Findings for Chinese and Japanese women are consistent with data showing that Asian women tend to engage in fewer different manifestations of sexuality than Western women and that sexuality is more linked to procreation in Asian cultures.45
Results are also consistent with findings from the Global Study of Sexual Attitudes and Behaviors which found that Asian countries reported low levels of satisfaction with sexual function and the importance of sex.46
These findings suggest that sexual behavior has a strong cultural component.
Several limitations of these data should be mentioned. First, the questionnaire did not include items on the sexual limitations of the woman’s partner, an important consideration for aging women. Second, the sexual functioning questionnaire was not one of the more newly developed, validated questionnaires.35,47
However, the items were derived from previously published questionnaires and tap the primary domains of sexual functioning assessed by these measures. Third, as is inevitable in longitudinal studies, some participants missed visits or were lost to follow-up, resulting in missing data. The analytic methods used are relatively robust to missing data, and multivariable models incorporated numerous factors strongly associated with the likelihood of data being missing. However, the potential impact of missing data on analysis results should be considered. Future research in this area needs to examine partner limitations more closely and follow women through the early postmenopausal years. This analysis did not consider the possible relation between sexuality and sex steroid levels – a complex question that demands a detailed analysis and will be the subject of future SWAN work.

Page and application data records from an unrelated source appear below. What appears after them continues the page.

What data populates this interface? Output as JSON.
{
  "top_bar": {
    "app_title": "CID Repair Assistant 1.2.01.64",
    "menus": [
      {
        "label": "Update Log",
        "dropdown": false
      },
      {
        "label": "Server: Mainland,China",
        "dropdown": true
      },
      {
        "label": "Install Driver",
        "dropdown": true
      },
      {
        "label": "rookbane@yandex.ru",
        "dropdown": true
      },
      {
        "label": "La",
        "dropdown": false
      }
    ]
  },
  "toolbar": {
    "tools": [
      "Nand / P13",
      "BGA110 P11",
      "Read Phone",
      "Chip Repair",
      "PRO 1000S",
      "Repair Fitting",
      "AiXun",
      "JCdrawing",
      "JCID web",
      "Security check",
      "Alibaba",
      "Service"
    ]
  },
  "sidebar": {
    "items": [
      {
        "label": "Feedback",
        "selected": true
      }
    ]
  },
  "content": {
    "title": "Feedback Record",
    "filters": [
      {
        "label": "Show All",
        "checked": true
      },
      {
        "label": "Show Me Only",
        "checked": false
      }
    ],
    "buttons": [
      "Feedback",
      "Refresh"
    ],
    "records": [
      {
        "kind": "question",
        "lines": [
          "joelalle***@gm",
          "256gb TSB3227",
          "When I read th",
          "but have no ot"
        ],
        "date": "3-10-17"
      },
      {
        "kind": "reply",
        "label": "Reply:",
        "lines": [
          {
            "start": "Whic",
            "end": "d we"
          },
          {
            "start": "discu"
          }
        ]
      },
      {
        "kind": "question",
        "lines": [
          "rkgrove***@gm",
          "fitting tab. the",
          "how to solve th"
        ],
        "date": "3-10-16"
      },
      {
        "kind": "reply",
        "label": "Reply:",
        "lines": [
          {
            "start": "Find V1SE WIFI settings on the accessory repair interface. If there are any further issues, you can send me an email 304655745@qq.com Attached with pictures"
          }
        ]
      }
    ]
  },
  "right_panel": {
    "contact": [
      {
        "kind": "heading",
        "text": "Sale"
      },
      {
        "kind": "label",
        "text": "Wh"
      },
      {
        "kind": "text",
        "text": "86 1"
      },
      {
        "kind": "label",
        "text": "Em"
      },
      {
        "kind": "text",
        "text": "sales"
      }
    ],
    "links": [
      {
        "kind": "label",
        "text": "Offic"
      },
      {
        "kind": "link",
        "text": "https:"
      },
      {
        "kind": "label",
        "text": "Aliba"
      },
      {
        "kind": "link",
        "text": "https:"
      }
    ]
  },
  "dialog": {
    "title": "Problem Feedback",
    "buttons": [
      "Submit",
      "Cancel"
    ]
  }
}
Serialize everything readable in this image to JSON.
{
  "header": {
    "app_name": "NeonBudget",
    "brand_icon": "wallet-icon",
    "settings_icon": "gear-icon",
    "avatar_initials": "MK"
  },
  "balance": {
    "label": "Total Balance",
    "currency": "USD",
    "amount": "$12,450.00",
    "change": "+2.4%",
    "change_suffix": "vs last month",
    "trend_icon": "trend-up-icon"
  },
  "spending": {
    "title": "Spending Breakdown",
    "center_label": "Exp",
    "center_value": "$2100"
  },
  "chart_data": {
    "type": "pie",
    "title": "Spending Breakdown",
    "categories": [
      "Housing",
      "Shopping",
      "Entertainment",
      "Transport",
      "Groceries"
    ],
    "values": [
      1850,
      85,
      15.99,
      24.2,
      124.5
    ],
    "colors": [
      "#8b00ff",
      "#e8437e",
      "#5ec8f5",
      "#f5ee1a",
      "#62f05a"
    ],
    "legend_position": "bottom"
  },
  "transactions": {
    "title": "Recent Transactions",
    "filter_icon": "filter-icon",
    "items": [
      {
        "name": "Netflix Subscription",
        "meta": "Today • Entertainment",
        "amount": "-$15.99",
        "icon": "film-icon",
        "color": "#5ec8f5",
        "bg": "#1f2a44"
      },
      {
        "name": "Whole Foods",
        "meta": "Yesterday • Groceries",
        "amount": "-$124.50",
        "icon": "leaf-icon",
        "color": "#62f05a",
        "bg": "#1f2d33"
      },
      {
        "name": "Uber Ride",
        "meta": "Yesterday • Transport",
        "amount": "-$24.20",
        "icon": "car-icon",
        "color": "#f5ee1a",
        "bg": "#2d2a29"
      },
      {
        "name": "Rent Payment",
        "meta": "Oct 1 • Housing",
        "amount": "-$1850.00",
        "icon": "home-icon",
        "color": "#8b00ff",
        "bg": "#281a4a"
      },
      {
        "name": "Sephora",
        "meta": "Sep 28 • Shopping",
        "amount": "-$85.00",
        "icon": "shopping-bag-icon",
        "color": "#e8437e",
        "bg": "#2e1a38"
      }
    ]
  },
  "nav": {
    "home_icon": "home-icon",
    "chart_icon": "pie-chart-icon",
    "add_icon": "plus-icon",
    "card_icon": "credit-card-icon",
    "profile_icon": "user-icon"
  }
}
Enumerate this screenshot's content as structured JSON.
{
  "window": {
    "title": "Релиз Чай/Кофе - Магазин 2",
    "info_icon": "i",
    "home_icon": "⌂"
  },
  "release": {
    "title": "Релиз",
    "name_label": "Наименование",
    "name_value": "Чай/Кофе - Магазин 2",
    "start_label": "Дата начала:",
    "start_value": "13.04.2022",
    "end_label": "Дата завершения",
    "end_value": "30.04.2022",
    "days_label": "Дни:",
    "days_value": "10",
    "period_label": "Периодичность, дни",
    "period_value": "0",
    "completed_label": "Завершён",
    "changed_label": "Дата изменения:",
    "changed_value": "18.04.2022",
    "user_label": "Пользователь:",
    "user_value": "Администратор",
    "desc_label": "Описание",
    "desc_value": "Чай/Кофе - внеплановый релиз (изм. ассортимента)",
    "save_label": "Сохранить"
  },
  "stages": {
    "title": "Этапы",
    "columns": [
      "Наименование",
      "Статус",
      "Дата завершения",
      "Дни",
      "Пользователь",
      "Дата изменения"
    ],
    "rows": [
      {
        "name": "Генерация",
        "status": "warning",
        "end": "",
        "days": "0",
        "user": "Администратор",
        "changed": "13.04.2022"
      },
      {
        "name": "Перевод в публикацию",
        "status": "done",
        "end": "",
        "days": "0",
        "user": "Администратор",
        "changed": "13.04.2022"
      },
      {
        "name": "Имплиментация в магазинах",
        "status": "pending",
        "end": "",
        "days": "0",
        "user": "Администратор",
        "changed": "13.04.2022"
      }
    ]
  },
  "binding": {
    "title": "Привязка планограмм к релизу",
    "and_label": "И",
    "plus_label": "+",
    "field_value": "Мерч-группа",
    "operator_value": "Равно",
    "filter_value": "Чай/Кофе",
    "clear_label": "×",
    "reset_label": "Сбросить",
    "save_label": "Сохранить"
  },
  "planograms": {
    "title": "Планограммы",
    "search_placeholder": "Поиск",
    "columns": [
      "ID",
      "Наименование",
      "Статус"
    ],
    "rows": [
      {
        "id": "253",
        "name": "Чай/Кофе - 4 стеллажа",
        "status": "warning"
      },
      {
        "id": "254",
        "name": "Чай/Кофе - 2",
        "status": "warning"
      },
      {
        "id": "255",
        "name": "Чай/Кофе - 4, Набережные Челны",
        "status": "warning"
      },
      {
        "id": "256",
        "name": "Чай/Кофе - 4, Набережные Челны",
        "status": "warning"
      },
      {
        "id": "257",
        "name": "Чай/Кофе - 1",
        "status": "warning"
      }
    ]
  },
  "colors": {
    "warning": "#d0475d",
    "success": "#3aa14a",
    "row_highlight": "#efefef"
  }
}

These results from SWAN have clinical relevance. Therapy to prevent menopause transition-associated vaginal pain may help slow or prevent subsequent/simultaneous declines in sexual desire. The strong associations of psychological status, physical health, and social factors with sexual function underscore the clinical imperative to explore and address these factors when discussing women’s concerns regarding sexual dysfunction. The very strong association of the importance of sex with all domains of sexual function suggests that asking patients about the importance of sex may be a cornerstone of the management of the sexual concerns of midlife women.